Information given:
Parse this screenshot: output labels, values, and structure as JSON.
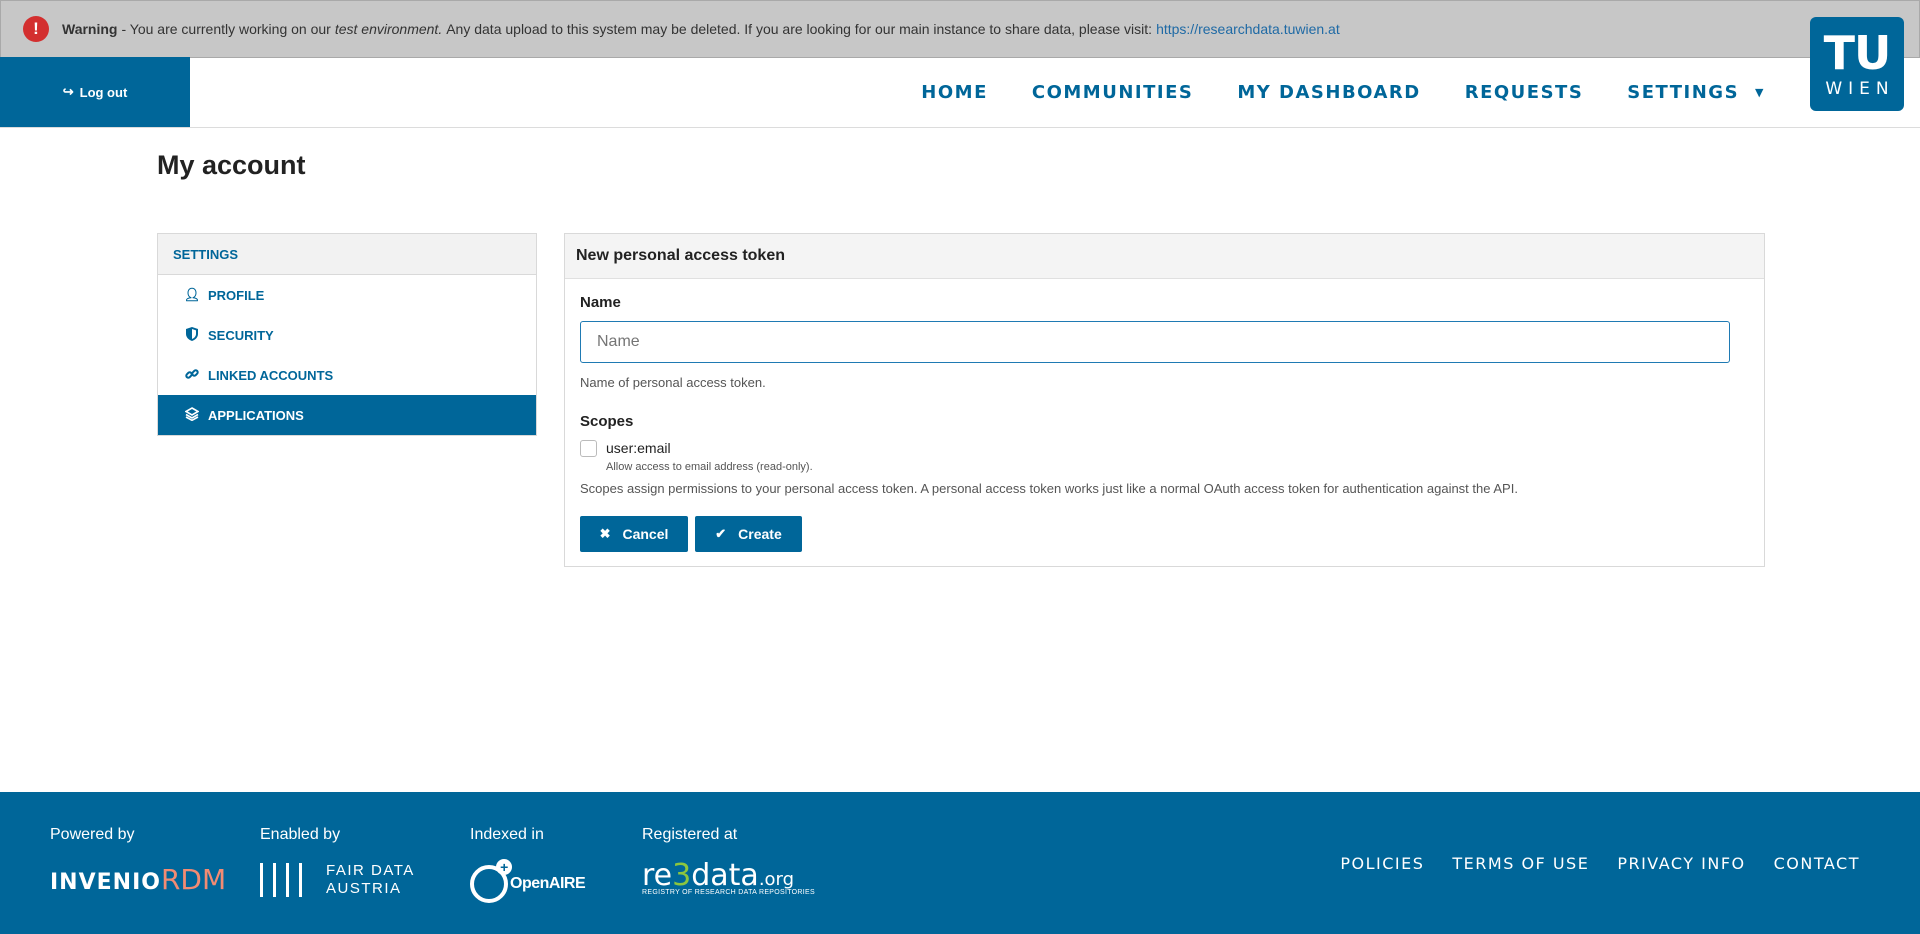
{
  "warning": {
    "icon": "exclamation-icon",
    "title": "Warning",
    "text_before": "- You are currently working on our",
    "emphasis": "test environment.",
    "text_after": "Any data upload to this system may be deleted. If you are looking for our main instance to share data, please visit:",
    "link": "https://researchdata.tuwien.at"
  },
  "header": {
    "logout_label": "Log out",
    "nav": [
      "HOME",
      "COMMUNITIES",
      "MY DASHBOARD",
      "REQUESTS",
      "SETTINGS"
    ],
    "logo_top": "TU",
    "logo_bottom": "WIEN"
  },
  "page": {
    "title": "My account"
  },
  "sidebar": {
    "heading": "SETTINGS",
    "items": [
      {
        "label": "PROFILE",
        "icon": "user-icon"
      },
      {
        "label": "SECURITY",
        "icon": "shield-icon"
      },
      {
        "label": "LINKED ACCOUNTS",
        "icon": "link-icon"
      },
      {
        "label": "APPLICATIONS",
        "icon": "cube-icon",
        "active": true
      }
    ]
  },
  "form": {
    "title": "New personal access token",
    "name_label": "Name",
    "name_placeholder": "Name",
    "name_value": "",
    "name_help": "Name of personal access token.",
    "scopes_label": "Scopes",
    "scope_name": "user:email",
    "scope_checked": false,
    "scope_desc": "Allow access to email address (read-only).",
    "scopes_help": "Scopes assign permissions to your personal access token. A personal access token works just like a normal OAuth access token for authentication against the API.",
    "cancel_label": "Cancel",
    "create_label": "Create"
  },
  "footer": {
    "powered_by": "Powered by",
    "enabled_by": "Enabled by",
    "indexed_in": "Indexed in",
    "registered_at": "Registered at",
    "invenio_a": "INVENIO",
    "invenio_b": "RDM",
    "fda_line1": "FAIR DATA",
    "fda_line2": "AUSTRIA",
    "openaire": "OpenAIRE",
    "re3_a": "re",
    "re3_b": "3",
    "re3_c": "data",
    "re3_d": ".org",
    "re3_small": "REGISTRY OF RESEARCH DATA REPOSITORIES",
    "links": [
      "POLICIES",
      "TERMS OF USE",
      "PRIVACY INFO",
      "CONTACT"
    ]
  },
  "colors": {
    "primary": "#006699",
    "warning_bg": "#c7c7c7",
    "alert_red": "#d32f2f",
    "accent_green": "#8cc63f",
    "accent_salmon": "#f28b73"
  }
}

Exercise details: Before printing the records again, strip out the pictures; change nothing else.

Result for this exercise:
Parse this screenshot: output labels, values, and structure as JSON.
{
  "warning": {
    "icon": "exclamation-icon",
    "title": "Warning",
    "text_before": "- You are currently working on our",
    "emphasis": "test environment.",
    "text_after": "Any data upload to this system may be deleted. If you are looking for our main instance to share data, please visit:",
    "link": "https://researchdata.tuwien.at"
  },
  "header": {
    "logout_label": "Log out",
    "nav": [
      "HOME",
      "COMMUNITIES",
      "MY DASHBOARD",
      "REQUESTS",
      "SETTINGS"
    ],
    "logo_top": "TU",
    "logo_bottom": "WIEN"
  },
  "page": {
    "title": "My account"
  },
  "sidebar": {
    "heading": "SETTINGS",
    "items": [
      {
        "label": "PROFILE",
        "icon": "user-icon"
      },
      {
        "label": "SECURITY",
        "icon": "shield-icon"
      },
      {
        "label": "LINKED ACCOUNTS",
        "icon": "link-icon"
      },
      {
        "label": "APPLICATIONS",
        "icon": "cube-icon",
        "active": true
      }
    ]
  },
  "form": {
    "title": "New personal access token",
    "name_label": "Name",
    "name_placeholder": "Name",
    "name_value": "",
    "name_help": "Name of personal access token.",
    "scopes_label": "Scopes",
    "scope_name": "user:email",
    "scope_checked": false,
    "scope_desc": "Allow access to email address (read-only).",
    "scopes_help": "Scopes assign permissions to your personal access token. A personal access token works just like a normal OAuth access token for authentication against the API.",
    "cancel_label": "Cancel",
    "create_label": "Create"
  },
  "footer": {
    "powered_by": "Powered by",
    "enabled_by": "Enabled by",
    "indexed_in": "Indexed in",
    "registered_at": "Registered at",
    "invenio_a": "INVENIO",
    "invenio_b": "RDM",
    "fda_line1": "FAIR DATA",
    "fda_line2": "AUSTRIA",
    "openaire": "OpenAIRE",
    "re3_a": "re",
    "re3_b": "3",
    "re3_c": "data",
    "re3_d": ".org",
    "re3_small": "REGISTRY OF RESEARCH DATA REPOSITORIES",
    "links": [
      "POLICIES",
      "TERMS OF USE",
      "PRIVACY INFO",
      "CONTACT"
    ]
  },
  "colors": {
    "primary": "#006699",
    "warning_bg": "#c7c7c7",
    "alert_red": "#d32f2f",
    "accent_green": "#8cc63f",
    "accent_salmon": "#f28b73"
  }
}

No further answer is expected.